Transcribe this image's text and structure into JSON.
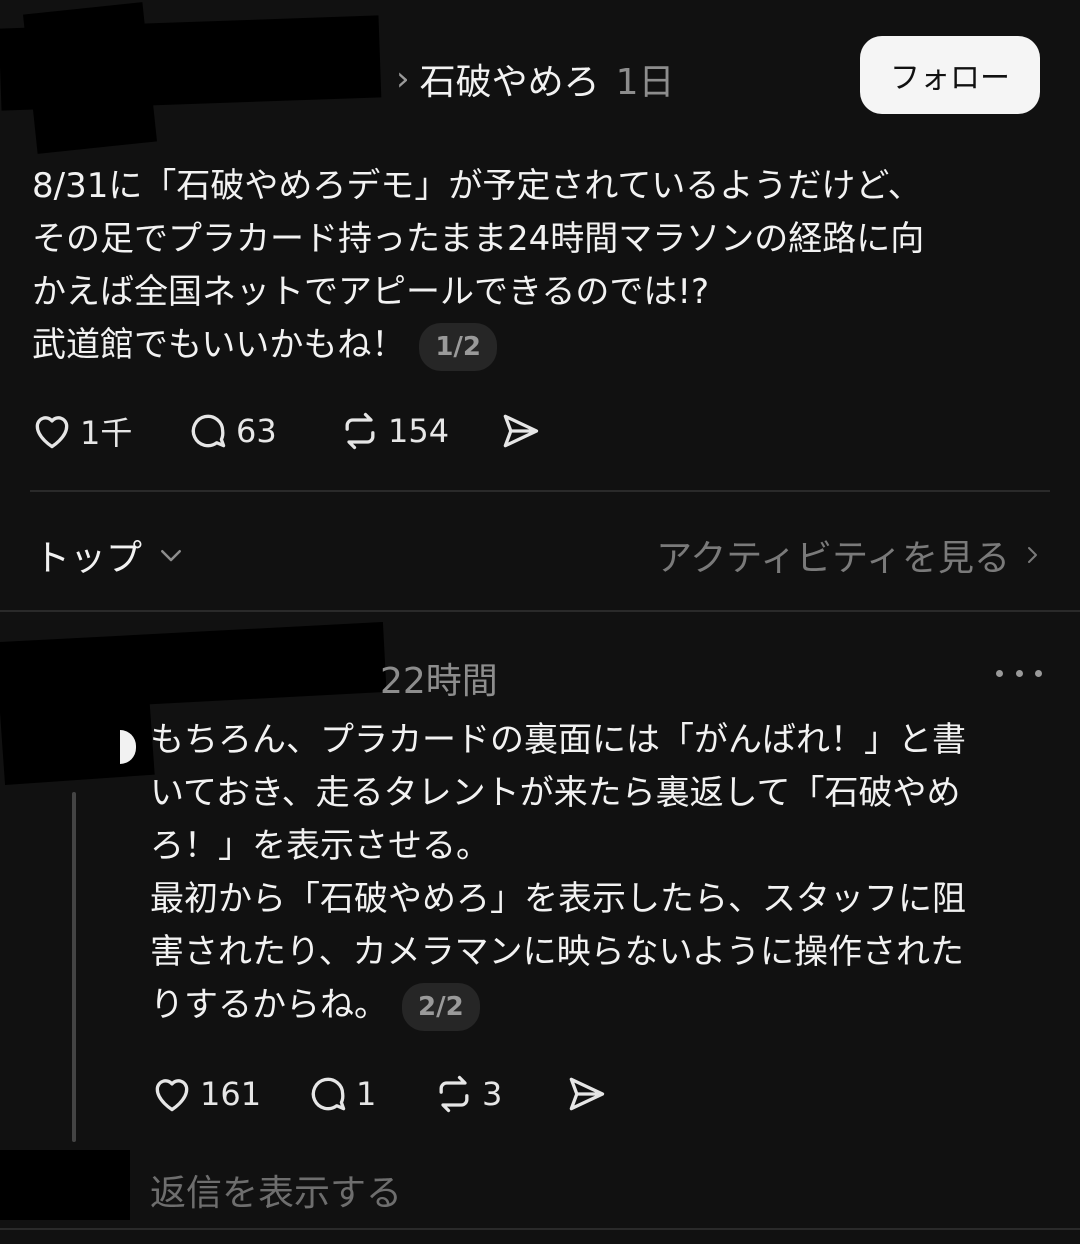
{
  "post": {
    "topic": "石破やめろ",
    "time": "1日",
    "follow_label": "フォロー",
    "lines": [
      "8/31に「石破やめろデモ」が予定されているようだけど、",
      "その足でプラカード持ったまま24時間マラソンの経路に向",
      "かえば全国ネットでアピールできるのでは!?",
      "武道館でもいいかもね！"
    ],
    "page_indicator": "1/2",
    "likes": "1千",
    "comments": "63",
    "reposts": "154"
  },
  "sort": {
    "label": "トップ",
    "activity_label": "アクティビティを見る"
  },
  "reply": {
    "time": "22時間",
    "lines": [
      "もちろん、プラカードの裏面には「がんばれ！」と書",
      "いておき、走るタレントが来たら裏返して「石破やめ",
      "ろ！」を表示させる。",
      "最初から「石破やめろ」を表示したら、スタッフに阻",
      "害されたり、カメラマンに映らないように操作された",
      "りするからね。"
    ],
    "page_indicator": "2/2",
    "likes": "161",
    "comments": "1",
    "reposts": "3",
    "show_replies_label": "返信を表示する"
  },
  "icons": [
    "heart-icon",
    "comment-icon",
    "repost-icon",
    "share-icon",
    "chevron-right-icon",
    "chevron-down-icon",
    "more-icon"
  ]
}
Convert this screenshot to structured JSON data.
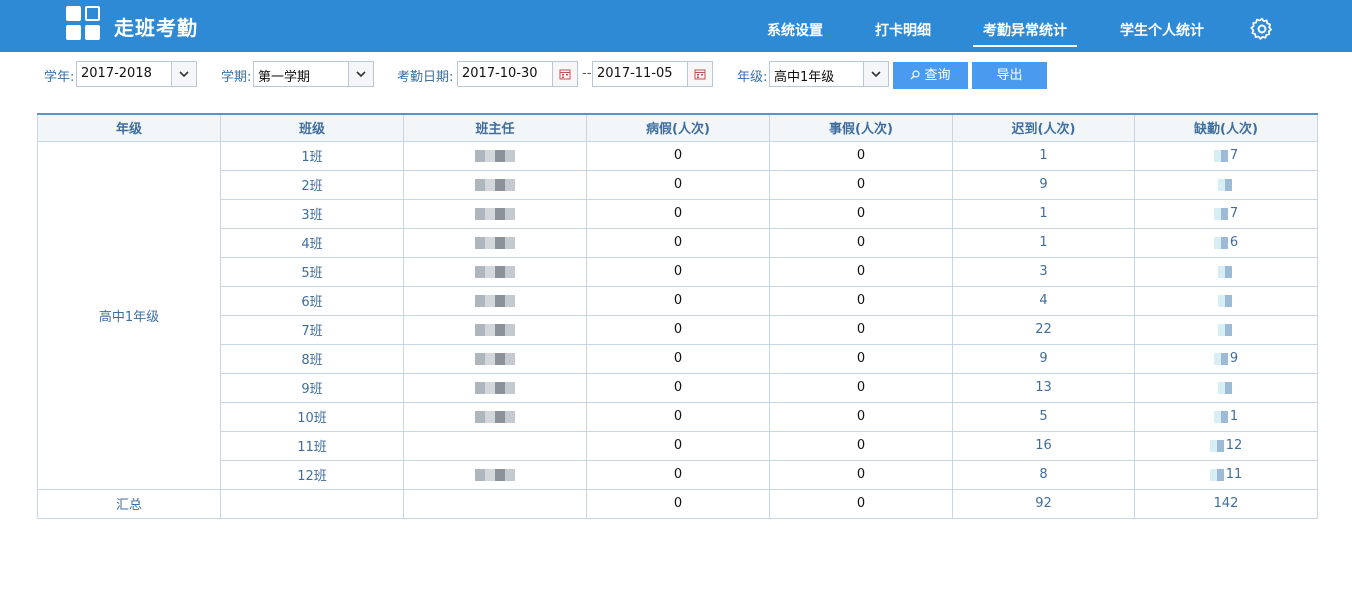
{
  "header": {
    "app_title": "走班考勤",
    "nav": [
      {
        "label": "系统设置",
        "active": false
      },
      {
        "label": "打卡明细",
        "active": false
      },
      {
        "label": "考勤异常统计",
        "active": true
      },
      {
        "label": "学生个人统计",
        "active": false
      }
    ]
  },
  "filters": {
    "year_label": "学年:",
    "year_value": "2017-2018",
    "term_label": "学期:",
    "term_value": "第一学期",
    "date_label": "考勤日期:",
    "date_start": "2017-10-30",
    "date_sep": "--",
    "date_end": "2017-11-05",
    "grade_label": "年级:",
    "grade_value": "高中1年级",
    "query_button": "查询",
    "export_button": "导出"
  },
  "table": {
    "headers": [
      "年级",
      "班级",
      "班主任",
      "病假(人次)",
      "事假(人次)",
      "迟到(人次)",
      "缺勤(人次)"
    ],
    "grade": "高中1年级",
    "rows": [
      {
        "class": "1班",
        "sick": "0",
        "personal": "0",
        "late": "1",
        "absent": "7"
      },
      {
        "class": "2班",
        "sick": "0",
        "personal": "0",
        "late": "9",
        "absent": ""
      },
      {
        "class": "3班",
        "sick": "0",
        "personal": "0",
        "late": "1",
        "absent": "7"
      },
      {
        "class": "4班",
        "sick": "0",
        "personal": "0",
        "late": "1",
        "absent": "6"
      },
      {
        "class": "5班",
        "sick": "0",
        "personal": "0",
        "late": "3",
        "absent": ""
      },
      {
        "class": "6班",
        "sick": "0",
        "personal": "0",
        "late": "4",
        "absent": ""
      },
      {
        "class": "7班",
        "sick": "0",
        "personal": "0",
        "late": "22",
        "absent": ""
      },
      {
        "class": "8班",
        "sick": "0",
        "personal": "0",
        "late": "9",
        "absent": "9"
      },
      {
        "class": "9班",
        "sick": "0",
        "personal": "0",
        "late": "13",
        "absent": ""
      },
      {
        "class": "10班",
        "sick": "0",
        "personal": "0",
        "late": "5",
        "absent": "1"
      },
      {
        "class": "11班",
        "sick": "0",
        "personal": "0",
        "late": "16",
        "absent": "12"
      },
      {
        "class": "12班",
        "sick": "0",
        "personal": "0",
        "late": "8",
        "absent": "11"
      }
    ],
    "total": {
      "label": "汇总",
      "sick": "0",
      "personal": "0",
      "late": "92",
      "absent": "142"
    }
  },
  "colors": {
    "topbar": "#2f8ad6",
    "header_text": "#3f6e9e",
    "button": "#4a9bf0"
  },
  "icons": [
    "logo-grid-icon",
    "settings-gear-icon",
    "chevron-down-icon",
    "calendar-icon",
    "search-icon"
  ]
}
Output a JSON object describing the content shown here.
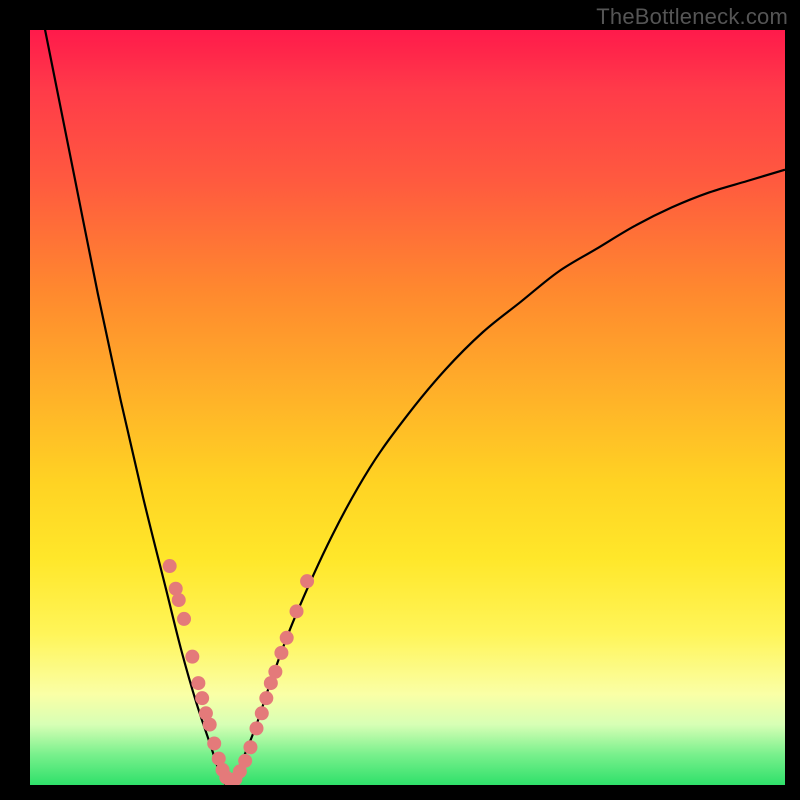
{
  "watermark": {
    "text": "TheBottleneck.com"
  },
  "colors": {
    "frame": "#000000",
    "curve": "#000000",
    "marker_fill": "#e47a7a",
    "marker_stroke": "#d46565"
  },
  "chart_data": {
    "type": "line",
    "title": "",
    "xlabel": "",
    "ylabel": "",
    "xlim": [
      0,
      100
    ],
    "ylim": [
      0,
      100
    ],
    "grid": false,
    "legend": false,
    "note": "Values estimated from pixel positions; y is bottleneck percentage (0 = bottom / green / ideal, 100 = top / red)",
    "series": [
      {
        "name": "bottleneck-curve",
        "x": [
          0,
          3,
          6,
          9,
          12,
          15,
          18,
          20,
          22,
          24,
          25,
          26,
          27,
          28,
          30,
          32,
          35,
          40,
          45,
          50,
          55,
          60,
          65,
          70,
          75,
          80,
          85,
          90,
          95,
          100
        ],
        "y": [
          110,
          95,
          80,
          65,
          51,
          38,
          26,
          18,
          11,
          5,
          2,
          0,
          1,
          3,
          8,
          14,
          22,
          33,
          42,
          49,
          55,
          60,
          64,
          68,
          71,
          74,
          76.5,
          78.5,
          80,
          81.5
        ]
      }
    ],
    "markers": {
      "note": "Salmon-colored data points clustered near the valley of the curve",
      "points": [
        {
          "x": 18.5,
          "y": 29
        },
        {
          "x": 19.3,
          "y": 26
        },
        {
          "x": 19.7,
          "y": 24.5
        },
        {
          "x": 20.4,
          "y": 22
        },
        {
          "x": 21.5,
          "y": 17
        },
        {
          "x": 22.3,
          "y": 13.5
        },
        {
          "x": 22.8,
          "y": 11.5
        },
        {
          "x": 23.3,
          "y": 9.5
        },
        {
          "x": 23.8,
          "y": 8
        },
        {
          "x": 24.4,
          "y": 5.5
        },
        {
          "x": 25.0,
          "y": 3.5
        },
        {
          "x": 25.5,
          "y": 2
        },
        {
          "x": 26.0,
          "y": 1
        },
        {
          "x": 26.6,
          "y": 0.5
        },
        {
          "x": 27.2,
          "y": 0.8
        },
        {
          "x": 27.8,
          "y": 1.8
        },
        {
          "x": 28.5,
          "y": 3.2
        },
        {
          "x": 29.2,
          "y": 5
        },
        {
          "x": 30.0,
          "y": 7.5
        },
        {
          "x": 30.7,
          "y": 9.5
        },
        {
          "x": 31.3,
          "y": 11.5
        },
        {
          "x": 31.9,
          "y": 13.5
        },
        {
          "x": 32.5,
          "y": 15
        },
        {
          "x": 33.3,
          "y": 17.5
        },
        {
          "x": 34.0,
          "y": 19.5
        },
        {
          "x": 35.3,
          "y": 23
        },
        {
          "x": 36.7,
          "y": 27
        }
      ]
    }
  }
}
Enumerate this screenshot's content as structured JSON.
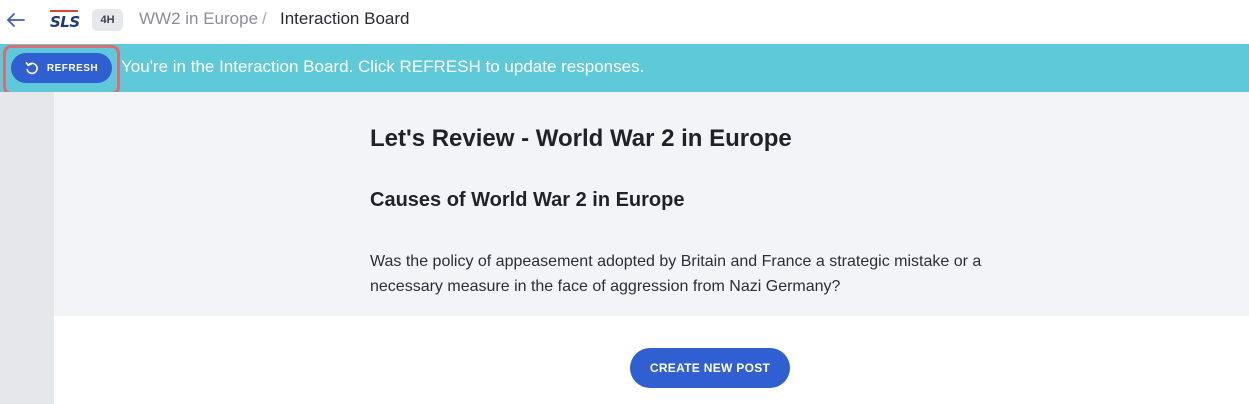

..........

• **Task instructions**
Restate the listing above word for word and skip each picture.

• **Response to the exercise**
Transcribe this image's text and structure into JSON.
{
  "post": {
    "topic": "石破やめろ",
    "time": "1日",
    "follow_label": "フォロー",
    "lines": [
      "8/31に「石破やめろデモ」が予定されているようだけど、",
      "その足でプラカード持ったまま24時間マラソンの経路に向",
      "かえば全国ネットでアピールできるのでは!?",
      "武道館でもいいかもね！"
    ],
    "page_indicator": "1/2",
    "likes": "1千",
    "comments": "63",
    "reposts": "154"
  },
  "sort": {
    "label": "トップ",
    "activity_label": "アクティビティを見る"
  },
  "reply": {
    "time": "22時間",
    "lines": [
      "もちろん、プラカードの裏面には「がんばれ！」と書",
      "いておき、走るタレントが来たら裏返して「石破やめ",
      "ろ！」を表示させる。",
      "最初から「石破やめろ」を表示したら、スタッフに阻",
      "害されたり、カメラマンに映らないように操作された",
      "りするからね。"
    ],
    "page_indicator": "2/2",
    "likes": "161",
    "comments": "1",
    "reposts": "3",
    "show_replies_label": "返信を表示する"
  },
  "icons": [
    "heart-icon",
    "comment-icon",
    "repost-icon",
    "share-icon",
    "chevron-right-icon",
    "chevron-down-icon",
    "more-icon"
  ]
}
Convert this screenshot to structured JSON data.
{
  "header": {
    "app_title": "走班考勤",
    "nav": [
      {
        "label": "系统设置",
        "active": false
      },
      {
        "label": "打卡明细",
        "active": false
      },
      {
        "label": "考勤异常统计",
        "active": true
      },
      {
        "label": "学生个人统计",
        "active": false
      }
    ]
  },
  "filters": {
    "year_label": "学年:",
    "year_value": "2017-2018",
    "term_label": "学期:",
    "term_value": "第一学期",
    "date_label": "考勤日期:",
    "date_start": "2017-10-30",
    "date_sep": "--",
    "date_end": "2017-11-05",
    "grade_label": "年级:",
    "grade_value": "高中1年级",
    "query_button": "查询",
    "export_button": "导出"
  },
  "table": {
    "headers": [
      "年级",
      "班级",
      "班主任",
      "病假(人次)",
      "事假(人次)",
      "迟到(人次)",
      "缺勤(人次)"
    ],
    "grade": "高中1年级",
    "rows": [
      {
        "class": "1班",
        "sick": "0",
        "personal": "0",
        "late": "1",
        "absent": "7"
      },
      {
        "class": "2班",
        "sick": "0",
        "personal": "0",
        "late": "9",
        "absent": ""
      },
      {
        "class": "3班",
        "sick": "0",
        "personal": "0",
        "late": "1",
        "absent": "7"
      },
      {
        "class": "4班",
        "sick": "0",
        "personal": "0",
        "late": "1",
        "absent": "6"
      },
      {
        "class": "5班",
        "sick": "0",
        "personal": "0",
        "late": "3",
        "absent": ""
      },
      {
        "class": "6班",
        "sick": "0",
        "personal": "0",
        "late": "4",
        "absent": ""
      },
      {
        "class": "7班",
        "sick": "0",
        "personal": "0",
        "late": "22",
        "absent": ""
      },
      {
        "class": "8班",
        "sick": "0",
        "personal": "0",
        "late": "9",
        "absent": "9"
      },
      {
        "class": "9班",
        "sick": "0",
        "personal": "0",
        "late": "13",
        "absent": ""
      },
      {
        "class": "10班",
        "sick": "0",
        "personal": "0",
        "late": "5",
        "absent": "1"
      },
      {
        "class": "11班",
        "sick": "0",
        "personal": "0",
        "late": "16",
        "absent": "12"
      },
      {
        "class": "12班",
        "sick": "0",
        "personal": "0",
        "late": "8",
        "absent": "11"
      }
    ],
    "total": {
      "label": "汇总",
      "sick": "0",
      "personal": "0",
      "late": "92",
      "absent": "142"
    }
  },
  "colors": {
    "topbar": "#2f8ad6",
    "header_text": "#3f6e9e",
    "button": "#4a9bf0"
  },
  "icons": [
    "logo-grid-icon",
    "settings-gear-icon",
    "chevron-down-icon",
    "calendar-icon",
    "search-icon"
  ]
}
Output a JSON object describing the content shown here.
{
  "watermark": {
    "text": "TheBottleneck.com"
  },
  "colors": {
    "frame": "#000000",
    "curve": "#000000",
    "marker_fill": "#e47a7a",
    "marker_stroke": "#d46565"
  },
  "chart_data": {
    "type": "line",
    "title": "",
    "xlabel": "",
    "ylabel": "",
    "xlim": [
      0,
      100
    ],
    "ylim": [
      0,
      100
    ],
    "grid": false,
    "legend": false,
    "note": "Values estimated from pixel positions; y is bottleneck percentage (0 = bottom / green / ideal, 100 = top / red)",
    "series": [
      {
        "name": "bottleneck-curve",
        "x": [
          0,
          3,
          6,
          9,
          12,
          15,
          18,
          20,
          22,
          24,
          25,
          26,
          27,
          28,
          30,
          32,
          35,
          40,
          45,
          50,
          55,
          60,
          65,
          70,
          75,
          80,
          85,
          90,
          95,
          100
        ],
        "y": [
          110,
          95,
          80,
          65,
          51,
          38,
          26,
          18,
          11,
          5,
          2,
          0,
          1,
          3,
          8,
          14,
          22,
          33,
          42,
          49,
          55,
          60,
          64,
          68,
          71,
          74,
          76.5,
          78.5,
          80,
          81.5
        ]
      }
    ],
    "markers": {
      "note": "Salmon-colored data points clustered near the valley of the curve",
      "points": [
        {
          "x": 18.5,
          "y": 29
        },
        {
          "x": 19.3,
          "y": 26
        },
        {
          "x": 19.7,
          "y": 24.5
        },
        {
          "x": 20.4,
          "y": 22
        },
        {
          "x": 21.5,
          "y": 17
        },
        {
          "x": 22.3,
          "y": 13.5
        },
        {
          "x": 22.8,
          "y": 11.5
        },
        {
          "x": 23.3,
          "y": 9.5
        },
        {
          "x": 23.8,
          "y": 8
        },
        {
          "x": 24.4,
          "y": 5.5
        },
        {
          "x": 25.0,
          "y": 3.5
        },
        {
          "x": 25.5,
          "y": 2
        },
        {
          "x": 26.0,
          "y": 1
        },
        {
          "x": 26.6,
          "y": 0.5
        },
        {
          "x": 27.2,
          "y": 0.8
        },
        {
          "x": 27.8,
          "y": 1.8
        },
        {
          "x": 28.5,
          "y": 3.2
        },
        {
          "x": 29.2,
          "y": 5
        },
        {
          "x": 30.0,
          "y": 7.5
        },
        {
          "x": 30.7,
          "y": 9.5
        },
        {
          "x": 31.3,
          "y": 11.5
        },
        {
          "x": 31.9,
          "y": 13.5
        },
        {
          "x": 32.5,
          "y": 15
        },
        {
          "x": 33.3,
          "y": 17.5
        },
        {
          "x": 34.0,
          "y": 19.5
        },
        {
          "x": 35.3,
          "y": 23
        },
        {
          "x": 36.7,
          "y": 27
        }
      ]
    }
  }
}
Enumerate this screenshot's content as structured JSON.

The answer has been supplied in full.